  2. Alex is a great supportive guy. He is so right, it is important to be true to yourself, even on your blog.

  3. Alex is everywehre! I'm so glad to be a part of his online world since he has real e-passion.

    I agree that writing what you are passionate will help you find your voice, but once you get those writing chops going I think you become skilled enough to write passionately about things in which you might have little interest.

    To use the "hymn" analogy, I've heard song stylists take a dusty old song and make it shine by polishing it up and displaying it in a new modern light. For example, I don't remember ever hearing "Amazing Grace" song in church or anywhere else. Then, in the seventies, Judy Collins released her rendition and how many times have we heard that song done since.

    Sometimes a writer's job can be injecting passion into something that will make it appealing to the reading audience. Writers are much like actors.

    Wow, Alex, you're making me think too early.

    I'm excited to be joined by Alex in the Blogging from A to Z April Challenge this year. We will be joined by Talli Roland and Jen Daiker.

    Tossing It Out and the Blogging From A to Z April Challenge 2011

  4. Finding my bloggy voice is far harder than finding my writing voice. Maybe because there are so many voices in my head...

  5. Thanks, LA!

    Glynis, that's all I know to do.

    Lee, glad I could kick-start your mind this morning.

    Tara, give each voice its own day of the week to speak!

  6. I keep finding my voice and losing it. Great tips, Alex.

  7. It's so great to have Alex here and I'm glad so many came by to comment on his 'voice' lesson.

  8. Great interview, Alex! Voice is such an unquantifiable did an awesome job.
    Edge of Your Seat Romance

  9. Excellent post on voice!

    Thanks for hosting, Susan!

  10. Being yourself and reflecting this through your characters is vital in order to develop believable characters. They have flaws. They make mistakes. Even James Bond gets his ass kicked from time to time.

  11. Great tips! I find with Blogging, not every post is going to be a jewel, bul like any other writing, it's the "plugging along" and being consistant that brings out the voice. Blogging also inhances your other writing Voice, since that' all Blogging is; your voice, without characters or plot!

  12. "We just need to be personable and let people know we are real" love that line. So true.

  13. That's right, Will!

    Thanks, Lynda.

    And thanks again Susan!

  14. Wow, lots of great comments on Alex's post. Thanks, Alex, and thank you to all of you for stopping by.

  15. Cool; I'll visit you there. I'm having problems with finding my voice for the first novel - which I'm querying and submitting to ABNA. Eek.


  16. Interesting post, Alex. I agree, our blog voice differs widely from our writing voice (unless we're posting excerpts), but it's important to remain positive. Some authors have made hasty online comments, and the later apology doesn't erase them.

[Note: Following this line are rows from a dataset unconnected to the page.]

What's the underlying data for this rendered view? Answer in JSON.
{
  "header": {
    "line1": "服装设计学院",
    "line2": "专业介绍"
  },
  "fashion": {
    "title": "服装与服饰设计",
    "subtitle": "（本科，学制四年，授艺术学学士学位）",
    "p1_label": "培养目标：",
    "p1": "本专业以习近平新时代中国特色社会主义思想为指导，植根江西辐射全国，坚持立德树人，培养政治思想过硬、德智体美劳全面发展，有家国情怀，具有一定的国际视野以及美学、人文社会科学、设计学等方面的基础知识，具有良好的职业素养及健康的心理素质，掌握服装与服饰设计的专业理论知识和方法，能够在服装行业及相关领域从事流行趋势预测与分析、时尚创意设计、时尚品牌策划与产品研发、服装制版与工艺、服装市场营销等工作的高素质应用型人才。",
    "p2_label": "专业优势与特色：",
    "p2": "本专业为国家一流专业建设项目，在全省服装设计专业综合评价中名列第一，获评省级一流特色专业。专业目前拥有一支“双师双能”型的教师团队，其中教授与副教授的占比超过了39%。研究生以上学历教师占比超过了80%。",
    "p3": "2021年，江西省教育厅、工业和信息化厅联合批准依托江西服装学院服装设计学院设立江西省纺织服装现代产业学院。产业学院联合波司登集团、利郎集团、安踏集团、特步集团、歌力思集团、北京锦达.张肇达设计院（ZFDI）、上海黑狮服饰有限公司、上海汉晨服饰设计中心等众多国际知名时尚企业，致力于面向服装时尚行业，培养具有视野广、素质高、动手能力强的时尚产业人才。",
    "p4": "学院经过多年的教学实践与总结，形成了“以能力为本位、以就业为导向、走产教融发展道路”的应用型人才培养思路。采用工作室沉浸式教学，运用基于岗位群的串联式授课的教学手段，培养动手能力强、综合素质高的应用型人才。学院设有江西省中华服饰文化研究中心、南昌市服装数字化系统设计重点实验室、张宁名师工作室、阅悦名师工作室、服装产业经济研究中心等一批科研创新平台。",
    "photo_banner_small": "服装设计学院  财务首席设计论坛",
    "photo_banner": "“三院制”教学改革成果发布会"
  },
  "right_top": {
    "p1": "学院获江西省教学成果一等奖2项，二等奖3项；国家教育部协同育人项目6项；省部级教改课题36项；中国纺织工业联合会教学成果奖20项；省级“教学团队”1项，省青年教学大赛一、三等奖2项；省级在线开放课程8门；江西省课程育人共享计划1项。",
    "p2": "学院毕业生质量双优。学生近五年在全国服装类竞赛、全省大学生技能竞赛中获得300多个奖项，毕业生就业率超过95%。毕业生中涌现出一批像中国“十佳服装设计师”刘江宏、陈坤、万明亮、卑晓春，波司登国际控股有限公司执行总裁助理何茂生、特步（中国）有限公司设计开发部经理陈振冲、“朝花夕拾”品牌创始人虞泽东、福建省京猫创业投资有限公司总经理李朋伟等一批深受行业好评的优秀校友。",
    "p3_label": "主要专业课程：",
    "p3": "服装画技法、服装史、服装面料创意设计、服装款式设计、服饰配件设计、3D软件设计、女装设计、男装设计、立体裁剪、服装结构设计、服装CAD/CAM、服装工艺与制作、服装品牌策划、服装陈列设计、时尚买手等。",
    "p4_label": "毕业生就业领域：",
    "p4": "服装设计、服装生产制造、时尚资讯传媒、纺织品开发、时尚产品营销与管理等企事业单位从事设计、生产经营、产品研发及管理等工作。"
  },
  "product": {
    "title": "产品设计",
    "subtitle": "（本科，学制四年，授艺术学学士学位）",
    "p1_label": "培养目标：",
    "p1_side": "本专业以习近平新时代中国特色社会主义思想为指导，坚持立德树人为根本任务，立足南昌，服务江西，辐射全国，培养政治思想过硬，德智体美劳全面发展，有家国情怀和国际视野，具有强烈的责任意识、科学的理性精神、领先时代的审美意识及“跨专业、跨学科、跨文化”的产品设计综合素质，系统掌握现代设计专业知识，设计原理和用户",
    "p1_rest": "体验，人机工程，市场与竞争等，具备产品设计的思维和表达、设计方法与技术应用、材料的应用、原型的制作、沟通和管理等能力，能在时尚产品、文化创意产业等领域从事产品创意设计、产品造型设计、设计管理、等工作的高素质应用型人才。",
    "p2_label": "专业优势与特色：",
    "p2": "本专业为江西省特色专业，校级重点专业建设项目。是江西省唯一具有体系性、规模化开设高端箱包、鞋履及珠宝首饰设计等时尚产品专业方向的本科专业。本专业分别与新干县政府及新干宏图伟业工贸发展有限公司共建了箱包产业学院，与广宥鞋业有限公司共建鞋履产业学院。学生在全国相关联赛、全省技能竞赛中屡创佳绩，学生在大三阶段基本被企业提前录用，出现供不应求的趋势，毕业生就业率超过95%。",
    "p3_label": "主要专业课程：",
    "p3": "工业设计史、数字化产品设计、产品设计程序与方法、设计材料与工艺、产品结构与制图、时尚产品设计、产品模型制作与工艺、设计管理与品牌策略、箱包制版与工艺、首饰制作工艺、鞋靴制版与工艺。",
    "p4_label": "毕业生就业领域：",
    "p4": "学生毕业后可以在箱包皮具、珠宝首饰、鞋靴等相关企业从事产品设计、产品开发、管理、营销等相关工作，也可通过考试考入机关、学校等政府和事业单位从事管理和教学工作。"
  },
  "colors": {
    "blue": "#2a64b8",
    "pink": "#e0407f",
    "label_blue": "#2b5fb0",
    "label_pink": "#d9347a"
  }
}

    Susan, I just finished The Keepers of Sulbreth. Loved it! Left a review on Amazon (as my alter ego, CA Masterson)

  17. Good luck with your submission, Donna.
    Thanks so much for the great review, Cate. Glad you liked it.

  18. Thanks Alex. It's not easy to establish that voice in the beginning. After a long time of blogging, though, you relax. You've established what your "topic" is and start visiting other blogs, develop online friends and you begin to write to those people and it becomes more intimate.

  19. Amen, Alex. What you said. LOL =D

  20. He did get it just right, didn't he, RaShelle?

  21. Thanks Susan n' Alex,
    It is scary; my word for this year is authentic. It all goes back to that sage wise, "You can only be the best You"~ I think I have the passion, now need the grammar, lol!

    Alex, I love the song analogy; passion is key!

  22. Fantastic advice Alex! Thanks for bringing us this helpful post, Susan!